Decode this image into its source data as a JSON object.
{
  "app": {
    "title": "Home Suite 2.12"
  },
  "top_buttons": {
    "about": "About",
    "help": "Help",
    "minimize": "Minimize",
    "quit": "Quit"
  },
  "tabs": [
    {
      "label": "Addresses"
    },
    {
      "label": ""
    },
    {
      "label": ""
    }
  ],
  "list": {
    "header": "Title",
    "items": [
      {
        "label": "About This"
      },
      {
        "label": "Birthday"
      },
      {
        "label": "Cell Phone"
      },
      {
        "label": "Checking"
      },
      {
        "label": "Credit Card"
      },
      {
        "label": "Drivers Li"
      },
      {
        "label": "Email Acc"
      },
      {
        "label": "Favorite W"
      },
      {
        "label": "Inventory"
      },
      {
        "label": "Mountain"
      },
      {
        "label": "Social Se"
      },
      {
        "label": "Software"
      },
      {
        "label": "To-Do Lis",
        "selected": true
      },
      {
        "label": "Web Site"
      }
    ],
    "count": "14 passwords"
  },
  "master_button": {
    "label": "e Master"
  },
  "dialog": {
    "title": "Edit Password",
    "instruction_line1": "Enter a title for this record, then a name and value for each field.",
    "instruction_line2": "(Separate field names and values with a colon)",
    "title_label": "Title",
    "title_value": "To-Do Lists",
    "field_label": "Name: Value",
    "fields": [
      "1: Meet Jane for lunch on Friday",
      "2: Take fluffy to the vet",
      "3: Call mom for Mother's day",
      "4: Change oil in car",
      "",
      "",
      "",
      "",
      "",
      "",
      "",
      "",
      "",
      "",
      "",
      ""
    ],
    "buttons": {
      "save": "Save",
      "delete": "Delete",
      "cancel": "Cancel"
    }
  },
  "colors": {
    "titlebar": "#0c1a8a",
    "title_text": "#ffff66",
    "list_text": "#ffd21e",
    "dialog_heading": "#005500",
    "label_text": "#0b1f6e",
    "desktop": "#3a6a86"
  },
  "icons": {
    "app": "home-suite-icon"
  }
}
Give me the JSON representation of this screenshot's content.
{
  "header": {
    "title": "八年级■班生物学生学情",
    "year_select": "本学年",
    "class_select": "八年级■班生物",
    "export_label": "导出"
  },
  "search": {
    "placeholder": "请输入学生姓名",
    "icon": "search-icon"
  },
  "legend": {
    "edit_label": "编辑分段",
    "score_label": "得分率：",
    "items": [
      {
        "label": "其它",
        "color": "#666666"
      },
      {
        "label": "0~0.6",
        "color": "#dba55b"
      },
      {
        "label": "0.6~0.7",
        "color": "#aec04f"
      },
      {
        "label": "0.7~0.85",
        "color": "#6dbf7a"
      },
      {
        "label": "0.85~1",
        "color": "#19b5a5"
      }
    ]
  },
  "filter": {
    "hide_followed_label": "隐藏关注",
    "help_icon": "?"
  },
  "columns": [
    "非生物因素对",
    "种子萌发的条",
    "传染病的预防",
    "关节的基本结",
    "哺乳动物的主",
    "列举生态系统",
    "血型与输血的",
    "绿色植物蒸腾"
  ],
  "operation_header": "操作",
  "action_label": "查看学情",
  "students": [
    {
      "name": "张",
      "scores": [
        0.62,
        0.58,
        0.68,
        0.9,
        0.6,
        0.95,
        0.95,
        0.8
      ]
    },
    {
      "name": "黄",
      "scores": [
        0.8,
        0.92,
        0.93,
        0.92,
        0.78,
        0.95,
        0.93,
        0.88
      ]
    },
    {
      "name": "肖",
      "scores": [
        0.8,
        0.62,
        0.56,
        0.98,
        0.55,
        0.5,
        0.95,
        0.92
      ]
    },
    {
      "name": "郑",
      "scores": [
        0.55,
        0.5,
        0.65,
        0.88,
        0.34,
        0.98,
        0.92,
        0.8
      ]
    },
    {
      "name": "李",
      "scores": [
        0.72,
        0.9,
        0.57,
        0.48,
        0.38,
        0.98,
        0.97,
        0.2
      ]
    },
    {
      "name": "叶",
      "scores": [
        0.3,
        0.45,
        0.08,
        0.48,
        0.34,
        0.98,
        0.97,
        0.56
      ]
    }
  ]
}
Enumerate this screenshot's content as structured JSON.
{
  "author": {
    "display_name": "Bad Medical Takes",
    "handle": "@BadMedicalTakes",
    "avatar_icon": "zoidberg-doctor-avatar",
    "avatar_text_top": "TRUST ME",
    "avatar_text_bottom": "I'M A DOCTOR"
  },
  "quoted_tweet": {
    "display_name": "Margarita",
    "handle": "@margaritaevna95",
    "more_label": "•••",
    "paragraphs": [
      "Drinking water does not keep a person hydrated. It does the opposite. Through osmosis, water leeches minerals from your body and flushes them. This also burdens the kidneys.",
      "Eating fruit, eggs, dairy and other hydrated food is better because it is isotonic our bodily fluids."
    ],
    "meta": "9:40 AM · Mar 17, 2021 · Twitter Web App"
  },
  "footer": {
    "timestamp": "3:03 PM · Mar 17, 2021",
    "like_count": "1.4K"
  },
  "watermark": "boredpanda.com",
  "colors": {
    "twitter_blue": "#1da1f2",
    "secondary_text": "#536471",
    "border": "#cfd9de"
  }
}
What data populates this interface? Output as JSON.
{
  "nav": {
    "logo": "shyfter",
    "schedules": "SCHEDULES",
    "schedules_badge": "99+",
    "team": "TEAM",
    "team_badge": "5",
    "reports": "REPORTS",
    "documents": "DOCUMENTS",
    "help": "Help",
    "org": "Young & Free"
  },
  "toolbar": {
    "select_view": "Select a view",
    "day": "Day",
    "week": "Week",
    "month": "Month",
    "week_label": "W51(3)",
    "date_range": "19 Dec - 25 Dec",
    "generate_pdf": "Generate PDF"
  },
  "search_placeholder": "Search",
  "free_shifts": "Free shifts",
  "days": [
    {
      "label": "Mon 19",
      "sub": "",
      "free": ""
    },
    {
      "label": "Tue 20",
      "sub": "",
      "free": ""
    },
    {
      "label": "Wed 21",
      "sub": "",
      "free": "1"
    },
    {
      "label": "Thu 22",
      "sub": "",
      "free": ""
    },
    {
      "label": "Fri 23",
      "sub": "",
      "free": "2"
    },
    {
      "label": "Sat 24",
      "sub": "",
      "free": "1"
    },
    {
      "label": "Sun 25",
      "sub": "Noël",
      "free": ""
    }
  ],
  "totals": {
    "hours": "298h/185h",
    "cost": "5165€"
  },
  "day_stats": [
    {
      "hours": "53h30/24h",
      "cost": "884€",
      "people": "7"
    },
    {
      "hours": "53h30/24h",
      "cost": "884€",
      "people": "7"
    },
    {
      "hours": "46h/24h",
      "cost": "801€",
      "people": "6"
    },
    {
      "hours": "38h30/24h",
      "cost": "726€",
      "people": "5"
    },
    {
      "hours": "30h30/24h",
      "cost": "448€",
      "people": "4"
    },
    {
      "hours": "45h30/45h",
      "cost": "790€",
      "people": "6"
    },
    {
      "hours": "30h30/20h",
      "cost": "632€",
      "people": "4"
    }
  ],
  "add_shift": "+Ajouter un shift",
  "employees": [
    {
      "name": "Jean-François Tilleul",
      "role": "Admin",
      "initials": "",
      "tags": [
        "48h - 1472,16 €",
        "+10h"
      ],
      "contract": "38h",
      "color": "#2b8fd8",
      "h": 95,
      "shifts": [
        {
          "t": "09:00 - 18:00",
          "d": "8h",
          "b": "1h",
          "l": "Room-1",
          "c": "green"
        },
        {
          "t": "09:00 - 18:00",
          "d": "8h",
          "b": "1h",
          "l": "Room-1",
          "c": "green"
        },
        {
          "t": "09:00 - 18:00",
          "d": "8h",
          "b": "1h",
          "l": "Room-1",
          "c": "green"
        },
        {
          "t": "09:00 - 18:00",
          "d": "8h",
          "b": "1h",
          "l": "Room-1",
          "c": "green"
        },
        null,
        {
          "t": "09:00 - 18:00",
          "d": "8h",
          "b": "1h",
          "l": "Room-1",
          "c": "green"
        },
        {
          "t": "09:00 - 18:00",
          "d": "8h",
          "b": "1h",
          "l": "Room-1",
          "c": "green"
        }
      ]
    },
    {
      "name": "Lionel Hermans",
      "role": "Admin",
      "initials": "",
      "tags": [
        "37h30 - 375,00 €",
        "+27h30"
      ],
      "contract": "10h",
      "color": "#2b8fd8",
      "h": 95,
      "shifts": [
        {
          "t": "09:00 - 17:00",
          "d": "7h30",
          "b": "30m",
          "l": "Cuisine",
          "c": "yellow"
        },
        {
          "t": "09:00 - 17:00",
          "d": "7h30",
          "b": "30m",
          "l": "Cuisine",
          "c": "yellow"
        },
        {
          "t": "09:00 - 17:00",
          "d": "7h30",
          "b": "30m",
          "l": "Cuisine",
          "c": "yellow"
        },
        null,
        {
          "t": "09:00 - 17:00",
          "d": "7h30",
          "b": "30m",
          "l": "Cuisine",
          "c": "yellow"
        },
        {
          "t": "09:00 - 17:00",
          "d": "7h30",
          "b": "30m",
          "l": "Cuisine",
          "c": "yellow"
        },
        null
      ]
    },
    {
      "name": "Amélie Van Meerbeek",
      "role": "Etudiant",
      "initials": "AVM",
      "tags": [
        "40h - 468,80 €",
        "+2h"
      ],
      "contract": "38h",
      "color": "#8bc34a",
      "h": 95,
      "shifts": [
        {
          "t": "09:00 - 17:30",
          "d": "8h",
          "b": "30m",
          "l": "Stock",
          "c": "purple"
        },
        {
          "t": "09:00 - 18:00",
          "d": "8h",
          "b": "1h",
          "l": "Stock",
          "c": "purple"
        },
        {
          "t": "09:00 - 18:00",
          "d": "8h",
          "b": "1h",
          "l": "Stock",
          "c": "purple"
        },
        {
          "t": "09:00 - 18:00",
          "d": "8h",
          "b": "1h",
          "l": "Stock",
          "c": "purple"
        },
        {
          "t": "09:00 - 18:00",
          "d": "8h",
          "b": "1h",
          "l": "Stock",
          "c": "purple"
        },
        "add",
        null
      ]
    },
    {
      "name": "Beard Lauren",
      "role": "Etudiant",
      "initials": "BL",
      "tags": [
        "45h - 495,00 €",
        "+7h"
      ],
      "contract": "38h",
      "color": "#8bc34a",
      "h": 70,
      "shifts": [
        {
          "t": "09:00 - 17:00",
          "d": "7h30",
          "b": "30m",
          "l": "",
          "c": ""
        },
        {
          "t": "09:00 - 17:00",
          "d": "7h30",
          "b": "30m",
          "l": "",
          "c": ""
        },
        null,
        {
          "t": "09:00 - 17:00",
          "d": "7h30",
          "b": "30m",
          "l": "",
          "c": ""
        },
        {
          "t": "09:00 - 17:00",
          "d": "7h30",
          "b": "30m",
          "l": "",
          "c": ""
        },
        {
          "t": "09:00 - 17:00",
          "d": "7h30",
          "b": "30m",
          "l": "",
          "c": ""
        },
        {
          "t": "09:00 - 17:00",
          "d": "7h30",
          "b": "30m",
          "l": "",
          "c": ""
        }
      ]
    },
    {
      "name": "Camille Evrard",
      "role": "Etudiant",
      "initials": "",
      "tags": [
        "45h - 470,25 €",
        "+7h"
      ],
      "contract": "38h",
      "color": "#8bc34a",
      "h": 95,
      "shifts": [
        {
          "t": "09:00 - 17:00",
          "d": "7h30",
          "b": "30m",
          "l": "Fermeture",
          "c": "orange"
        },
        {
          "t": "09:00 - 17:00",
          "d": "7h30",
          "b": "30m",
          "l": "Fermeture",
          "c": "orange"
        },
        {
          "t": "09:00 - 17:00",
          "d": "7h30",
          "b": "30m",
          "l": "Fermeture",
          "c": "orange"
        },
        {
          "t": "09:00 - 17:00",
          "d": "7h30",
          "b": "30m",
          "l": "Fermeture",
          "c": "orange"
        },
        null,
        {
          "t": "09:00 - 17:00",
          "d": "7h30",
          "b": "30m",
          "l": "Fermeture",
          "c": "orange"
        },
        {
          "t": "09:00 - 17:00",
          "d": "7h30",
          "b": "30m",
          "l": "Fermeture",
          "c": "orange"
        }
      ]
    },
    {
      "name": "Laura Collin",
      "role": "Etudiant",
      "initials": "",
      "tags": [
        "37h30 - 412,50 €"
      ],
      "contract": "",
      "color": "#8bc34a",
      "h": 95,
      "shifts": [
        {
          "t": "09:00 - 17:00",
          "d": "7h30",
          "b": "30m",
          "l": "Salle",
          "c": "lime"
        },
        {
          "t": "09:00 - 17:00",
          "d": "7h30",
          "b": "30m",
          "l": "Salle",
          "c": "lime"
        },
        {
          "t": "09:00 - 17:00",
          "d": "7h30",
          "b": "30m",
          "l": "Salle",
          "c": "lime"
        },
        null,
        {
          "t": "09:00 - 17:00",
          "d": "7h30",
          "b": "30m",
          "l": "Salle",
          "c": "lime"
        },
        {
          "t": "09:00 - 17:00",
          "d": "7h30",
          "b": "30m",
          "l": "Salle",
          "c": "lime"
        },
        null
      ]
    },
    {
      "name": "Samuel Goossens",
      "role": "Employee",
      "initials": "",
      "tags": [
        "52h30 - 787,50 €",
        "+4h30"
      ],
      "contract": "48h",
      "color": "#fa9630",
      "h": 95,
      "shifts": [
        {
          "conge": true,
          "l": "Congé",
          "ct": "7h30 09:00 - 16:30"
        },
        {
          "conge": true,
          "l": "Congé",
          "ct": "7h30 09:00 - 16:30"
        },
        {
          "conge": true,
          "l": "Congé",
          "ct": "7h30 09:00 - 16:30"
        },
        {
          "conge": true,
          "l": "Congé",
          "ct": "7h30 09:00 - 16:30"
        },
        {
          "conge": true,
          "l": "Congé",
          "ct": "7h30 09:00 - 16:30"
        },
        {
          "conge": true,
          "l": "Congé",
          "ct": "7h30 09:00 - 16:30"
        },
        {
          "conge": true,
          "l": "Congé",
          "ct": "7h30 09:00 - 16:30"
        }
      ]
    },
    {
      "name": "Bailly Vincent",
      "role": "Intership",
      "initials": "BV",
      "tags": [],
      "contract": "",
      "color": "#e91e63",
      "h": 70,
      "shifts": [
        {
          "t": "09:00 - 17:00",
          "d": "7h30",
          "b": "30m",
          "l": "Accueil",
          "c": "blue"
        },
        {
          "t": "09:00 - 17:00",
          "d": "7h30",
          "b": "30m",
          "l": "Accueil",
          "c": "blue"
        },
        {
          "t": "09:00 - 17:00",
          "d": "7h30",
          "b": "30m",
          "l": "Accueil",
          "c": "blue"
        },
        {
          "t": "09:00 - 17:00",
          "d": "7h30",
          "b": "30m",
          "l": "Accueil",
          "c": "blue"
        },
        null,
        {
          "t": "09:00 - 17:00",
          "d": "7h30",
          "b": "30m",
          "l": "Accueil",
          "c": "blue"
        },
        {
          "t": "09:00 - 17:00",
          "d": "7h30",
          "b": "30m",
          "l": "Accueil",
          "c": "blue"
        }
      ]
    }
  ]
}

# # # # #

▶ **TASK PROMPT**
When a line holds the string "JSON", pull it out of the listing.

▶ **EXERCISE SOLUTION**
Decode this image into its source data as a JSON object.
Give me the JSON representation of this screenshot's content.
Enumerate this screenshot's content as structured JSON.
What data populates this interface? Output as JSON.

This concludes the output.